This message has not changed significantly from Tuesday’s update.


McPhee is still releasing approximately 3,400 CFS, which is where releases are expected to remain through Tuesday, May 16th, when we’ll provide further updates. For planning purposes, raftable flows (1,200 CFS or more) are expected to continue through Memorial Day weekend. Be aware, this is just a forecast, and the true length and volume of the spill remain unknown. The first half of the spill will have more certainty than the second half.

Cool, cloudy weather has slowed inflows, and McPhee is currently sitting at a water surface elevation of 6918.9 FT. This weather is expected to persist into next week. Storms and other low-pressure systems like we’re in tend to reduce the daily peak temperature and the sunlight that reaches the snowpack. This slows the melt and tempers the runoff for a time, even as more precipitation is potentially being added to the basin.
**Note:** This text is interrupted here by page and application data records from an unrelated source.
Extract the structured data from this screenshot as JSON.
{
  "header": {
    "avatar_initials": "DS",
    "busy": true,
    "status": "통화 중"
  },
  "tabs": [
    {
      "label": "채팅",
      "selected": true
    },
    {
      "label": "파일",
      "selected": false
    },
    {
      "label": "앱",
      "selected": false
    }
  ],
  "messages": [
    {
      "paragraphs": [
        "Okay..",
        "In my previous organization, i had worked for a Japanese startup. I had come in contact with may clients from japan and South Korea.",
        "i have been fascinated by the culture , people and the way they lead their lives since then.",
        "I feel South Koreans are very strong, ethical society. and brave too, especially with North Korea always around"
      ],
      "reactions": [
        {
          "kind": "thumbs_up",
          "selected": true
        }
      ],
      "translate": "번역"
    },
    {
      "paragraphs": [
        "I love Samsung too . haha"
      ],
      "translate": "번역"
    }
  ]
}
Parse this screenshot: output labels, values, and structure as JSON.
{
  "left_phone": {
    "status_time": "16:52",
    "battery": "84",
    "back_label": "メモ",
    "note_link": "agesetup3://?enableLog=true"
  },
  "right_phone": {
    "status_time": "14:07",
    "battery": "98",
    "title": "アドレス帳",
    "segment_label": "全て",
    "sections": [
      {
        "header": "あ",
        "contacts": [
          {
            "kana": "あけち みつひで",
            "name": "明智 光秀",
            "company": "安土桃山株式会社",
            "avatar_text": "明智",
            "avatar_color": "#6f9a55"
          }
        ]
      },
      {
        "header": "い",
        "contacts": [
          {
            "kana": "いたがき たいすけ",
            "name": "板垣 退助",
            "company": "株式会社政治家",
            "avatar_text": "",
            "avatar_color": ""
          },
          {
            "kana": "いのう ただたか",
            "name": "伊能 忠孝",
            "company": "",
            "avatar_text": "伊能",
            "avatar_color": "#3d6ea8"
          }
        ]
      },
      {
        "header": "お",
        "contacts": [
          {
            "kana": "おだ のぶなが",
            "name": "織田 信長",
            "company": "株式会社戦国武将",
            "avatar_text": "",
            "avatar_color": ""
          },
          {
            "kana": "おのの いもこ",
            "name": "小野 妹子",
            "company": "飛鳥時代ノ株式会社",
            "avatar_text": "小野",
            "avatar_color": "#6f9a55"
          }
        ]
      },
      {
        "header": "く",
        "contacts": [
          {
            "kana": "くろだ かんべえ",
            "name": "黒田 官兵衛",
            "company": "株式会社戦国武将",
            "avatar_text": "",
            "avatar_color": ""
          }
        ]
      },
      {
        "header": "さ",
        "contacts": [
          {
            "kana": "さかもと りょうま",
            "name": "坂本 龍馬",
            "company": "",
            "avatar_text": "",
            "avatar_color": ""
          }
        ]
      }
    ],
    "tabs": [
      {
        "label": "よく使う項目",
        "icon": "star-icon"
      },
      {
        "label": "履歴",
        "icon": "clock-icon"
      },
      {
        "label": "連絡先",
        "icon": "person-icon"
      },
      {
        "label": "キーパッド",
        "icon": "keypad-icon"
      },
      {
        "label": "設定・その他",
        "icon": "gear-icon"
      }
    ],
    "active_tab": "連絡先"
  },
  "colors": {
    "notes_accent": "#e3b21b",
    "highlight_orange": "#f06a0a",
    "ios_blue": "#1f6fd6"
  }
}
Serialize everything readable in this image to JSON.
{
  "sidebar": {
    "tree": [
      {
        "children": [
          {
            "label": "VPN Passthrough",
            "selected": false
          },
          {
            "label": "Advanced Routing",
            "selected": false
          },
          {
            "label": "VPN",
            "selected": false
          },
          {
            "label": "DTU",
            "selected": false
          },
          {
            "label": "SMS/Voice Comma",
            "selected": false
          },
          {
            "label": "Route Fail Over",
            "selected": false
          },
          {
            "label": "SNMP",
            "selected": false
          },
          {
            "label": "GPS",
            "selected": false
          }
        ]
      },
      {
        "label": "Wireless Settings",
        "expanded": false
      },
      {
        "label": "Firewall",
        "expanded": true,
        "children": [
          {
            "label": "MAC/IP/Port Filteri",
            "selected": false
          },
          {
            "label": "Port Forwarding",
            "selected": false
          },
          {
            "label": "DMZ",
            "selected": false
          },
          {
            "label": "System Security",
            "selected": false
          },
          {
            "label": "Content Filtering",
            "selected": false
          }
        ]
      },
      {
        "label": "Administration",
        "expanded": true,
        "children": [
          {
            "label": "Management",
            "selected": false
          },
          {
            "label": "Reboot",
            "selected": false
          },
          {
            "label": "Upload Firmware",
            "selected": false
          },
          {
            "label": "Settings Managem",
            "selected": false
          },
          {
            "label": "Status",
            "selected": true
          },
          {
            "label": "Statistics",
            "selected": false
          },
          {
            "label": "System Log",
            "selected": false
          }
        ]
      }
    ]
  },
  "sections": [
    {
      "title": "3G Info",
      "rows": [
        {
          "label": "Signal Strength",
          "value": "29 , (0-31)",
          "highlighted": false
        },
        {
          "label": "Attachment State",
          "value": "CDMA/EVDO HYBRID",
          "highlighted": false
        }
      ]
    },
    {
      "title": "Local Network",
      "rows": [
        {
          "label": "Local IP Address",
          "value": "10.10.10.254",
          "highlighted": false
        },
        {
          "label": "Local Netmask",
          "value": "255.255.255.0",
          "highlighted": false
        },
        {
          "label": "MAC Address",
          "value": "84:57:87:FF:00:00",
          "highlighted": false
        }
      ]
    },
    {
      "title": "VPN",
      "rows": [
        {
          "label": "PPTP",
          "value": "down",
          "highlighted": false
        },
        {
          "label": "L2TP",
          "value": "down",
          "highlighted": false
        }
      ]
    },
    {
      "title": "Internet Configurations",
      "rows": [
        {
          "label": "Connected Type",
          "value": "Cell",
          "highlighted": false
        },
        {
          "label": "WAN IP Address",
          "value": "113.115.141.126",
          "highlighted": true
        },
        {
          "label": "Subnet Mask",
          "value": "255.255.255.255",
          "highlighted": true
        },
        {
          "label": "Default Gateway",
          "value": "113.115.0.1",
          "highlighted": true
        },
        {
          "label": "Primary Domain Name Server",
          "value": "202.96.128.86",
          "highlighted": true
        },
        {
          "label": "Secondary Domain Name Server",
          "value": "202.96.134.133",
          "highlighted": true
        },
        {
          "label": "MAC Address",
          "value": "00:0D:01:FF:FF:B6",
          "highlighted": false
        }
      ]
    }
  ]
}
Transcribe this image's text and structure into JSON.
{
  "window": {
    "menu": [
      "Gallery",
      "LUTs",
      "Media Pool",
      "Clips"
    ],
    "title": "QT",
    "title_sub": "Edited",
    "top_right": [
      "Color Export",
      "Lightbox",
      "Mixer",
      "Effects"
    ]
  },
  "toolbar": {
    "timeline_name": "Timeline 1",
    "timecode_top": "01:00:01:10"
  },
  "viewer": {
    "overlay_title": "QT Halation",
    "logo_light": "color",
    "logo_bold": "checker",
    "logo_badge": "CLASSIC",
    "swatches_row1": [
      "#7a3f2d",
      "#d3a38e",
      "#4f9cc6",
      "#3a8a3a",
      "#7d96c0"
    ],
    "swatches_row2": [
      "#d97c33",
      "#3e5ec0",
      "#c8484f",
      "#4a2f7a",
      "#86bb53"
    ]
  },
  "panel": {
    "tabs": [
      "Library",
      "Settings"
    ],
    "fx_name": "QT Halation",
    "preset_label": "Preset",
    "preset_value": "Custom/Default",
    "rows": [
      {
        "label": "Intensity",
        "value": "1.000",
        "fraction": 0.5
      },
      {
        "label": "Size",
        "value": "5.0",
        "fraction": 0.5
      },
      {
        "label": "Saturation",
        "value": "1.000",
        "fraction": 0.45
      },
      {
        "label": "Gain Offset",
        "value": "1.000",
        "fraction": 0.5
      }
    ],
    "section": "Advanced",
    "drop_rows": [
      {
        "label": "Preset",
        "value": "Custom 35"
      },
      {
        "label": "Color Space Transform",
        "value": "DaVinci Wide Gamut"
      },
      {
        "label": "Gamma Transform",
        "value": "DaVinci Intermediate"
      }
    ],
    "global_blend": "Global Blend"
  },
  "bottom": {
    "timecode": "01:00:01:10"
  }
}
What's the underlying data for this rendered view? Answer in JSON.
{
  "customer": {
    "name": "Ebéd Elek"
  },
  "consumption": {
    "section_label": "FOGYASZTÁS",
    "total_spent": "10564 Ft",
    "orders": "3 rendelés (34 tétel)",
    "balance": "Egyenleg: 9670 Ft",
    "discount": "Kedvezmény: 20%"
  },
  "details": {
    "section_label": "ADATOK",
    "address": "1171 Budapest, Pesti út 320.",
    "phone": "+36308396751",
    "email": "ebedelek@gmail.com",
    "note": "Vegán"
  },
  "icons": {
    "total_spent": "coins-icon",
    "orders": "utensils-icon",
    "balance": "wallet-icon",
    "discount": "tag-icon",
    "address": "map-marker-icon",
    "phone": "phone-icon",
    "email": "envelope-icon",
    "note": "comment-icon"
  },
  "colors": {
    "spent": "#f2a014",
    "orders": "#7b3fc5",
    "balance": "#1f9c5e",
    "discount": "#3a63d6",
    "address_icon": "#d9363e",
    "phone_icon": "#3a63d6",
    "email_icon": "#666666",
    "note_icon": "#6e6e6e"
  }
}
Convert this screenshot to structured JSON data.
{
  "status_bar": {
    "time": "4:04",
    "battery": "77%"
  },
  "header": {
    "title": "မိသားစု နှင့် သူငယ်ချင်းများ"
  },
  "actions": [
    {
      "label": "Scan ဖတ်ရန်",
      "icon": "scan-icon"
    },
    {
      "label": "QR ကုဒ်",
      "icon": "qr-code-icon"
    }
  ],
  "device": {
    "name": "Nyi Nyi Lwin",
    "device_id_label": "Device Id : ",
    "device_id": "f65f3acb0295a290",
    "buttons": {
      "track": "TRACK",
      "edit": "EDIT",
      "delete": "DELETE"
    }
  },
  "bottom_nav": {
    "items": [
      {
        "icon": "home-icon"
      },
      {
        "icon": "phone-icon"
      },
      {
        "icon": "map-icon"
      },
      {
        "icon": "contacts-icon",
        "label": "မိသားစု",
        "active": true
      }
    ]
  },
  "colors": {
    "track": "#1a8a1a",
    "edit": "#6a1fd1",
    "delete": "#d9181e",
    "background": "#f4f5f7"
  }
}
This introduces more uncertainty into river forecasts; for example: the influence of these kinds of systems can be inconsistent across the basin and the reduction of measured flows can obfuscate the typical trends in the hydrograph that hydrologists look for as signals of upcoming flow changes.

As always, there is uncertainty in the forecasted inflows; if the reservoir rises faster than current predictions, there is the possibility that releases will increase to control reservoir elevation, possibly to around 4,000 CFS. With the reservoir relatively full, operators are balancing outflows with inflows to minimize reservoir gains, and so lose some discretion in regards to release rates. This is especially true this year, when low snowmelt has filled the reservoir weeks earlier than predicted. If recreating on the river, be aware that releases below McPhee can change at any time, though operators will endeavor to minimize unannounced changes.

As usual, we will continue to monitor conditions and will update this page as the spill progresses.


The following is a message from Dolores River Boating Advocates:

As releases from McPhee exceed 3,000 cfs, the water becomes swift with limited eddys. It is important to be aware of your location on the river, especially if navigating through Snaggletooth or the rapids below Gateway. Camps will become inundated in some cases, and in others hard to catch or overgrown.

Potential hazards include bridges (notably a county road bridge below the Slick Rock takeout, a country road bridge a few miles below the Big Gypsum boat ramp, and the highway 141 bridge in Gateway.) Additionally, as the river rises, logs and wood will become mobilized and possibly create strainers and hazards. Further, in some areas, the channel may be braided, and it is important to be alert and aware of various options.

As flows increase or decrease, be sure to be aware of fluctuations and tie your boats up appropriately. Always bring necessary safety gear, and required equipment including a groover and firepan.

For more details on the current official forecast, go to


Useful Links:

Dolores Gage:

McPhee Elevation & Capacity:

Dolores below McPhee:

Slickrock Gage:

Bedrock Gage:

Bureau of Land Management:

The BLM has a detailed boating map of the Dolores river posted on their website. Link below.

BLM Avenza Map page for the Dolores:×40




The following are links to the American Whitewater River Inventory pages for the lower Dolores River:

Bradfield to Dove Creek

Dove Creek to Slickrock

Slickrock to Bedrock

Bedrock to Gateway

Gateway to Confluence with the Colorado River